- **Available data**:

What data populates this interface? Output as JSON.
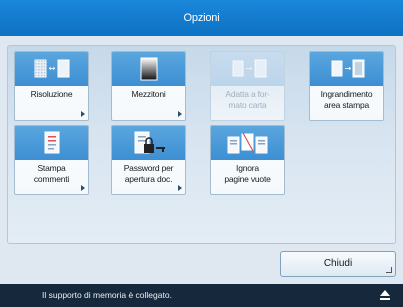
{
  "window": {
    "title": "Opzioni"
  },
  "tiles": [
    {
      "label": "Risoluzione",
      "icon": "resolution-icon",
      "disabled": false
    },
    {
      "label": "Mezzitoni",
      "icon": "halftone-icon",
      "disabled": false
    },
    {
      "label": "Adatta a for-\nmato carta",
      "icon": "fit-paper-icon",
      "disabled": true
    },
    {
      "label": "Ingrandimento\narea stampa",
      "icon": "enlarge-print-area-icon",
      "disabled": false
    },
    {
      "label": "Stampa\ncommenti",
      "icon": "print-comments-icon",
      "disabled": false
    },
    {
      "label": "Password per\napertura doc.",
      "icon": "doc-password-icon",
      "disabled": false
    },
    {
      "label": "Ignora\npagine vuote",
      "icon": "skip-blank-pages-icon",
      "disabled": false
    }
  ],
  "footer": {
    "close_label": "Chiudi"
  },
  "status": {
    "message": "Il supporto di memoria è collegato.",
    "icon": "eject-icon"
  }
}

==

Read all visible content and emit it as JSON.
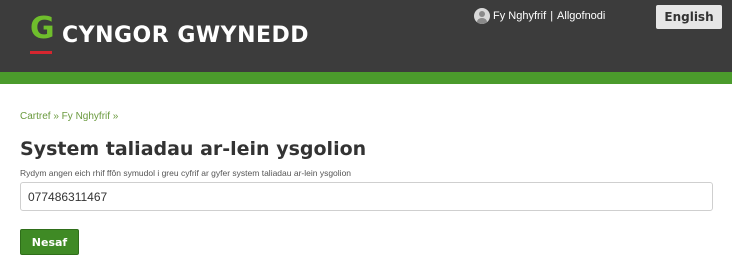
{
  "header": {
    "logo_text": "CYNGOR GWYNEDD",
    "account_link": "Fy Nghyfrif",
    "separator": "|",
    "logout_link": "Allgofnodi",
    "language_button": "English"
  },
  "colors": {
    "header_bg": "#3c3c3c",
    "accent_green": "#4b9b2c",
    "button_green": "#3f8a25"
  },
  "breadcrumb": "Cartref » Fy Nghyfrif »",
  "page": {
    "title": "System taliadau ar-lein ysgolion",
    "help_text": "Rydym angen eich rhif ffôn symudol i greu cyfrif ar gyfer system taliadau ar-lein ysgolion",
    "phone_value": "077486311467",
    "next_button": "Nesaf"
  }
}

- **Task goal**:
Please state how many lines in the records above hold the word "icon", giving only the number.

- **Response to the exercise**:
8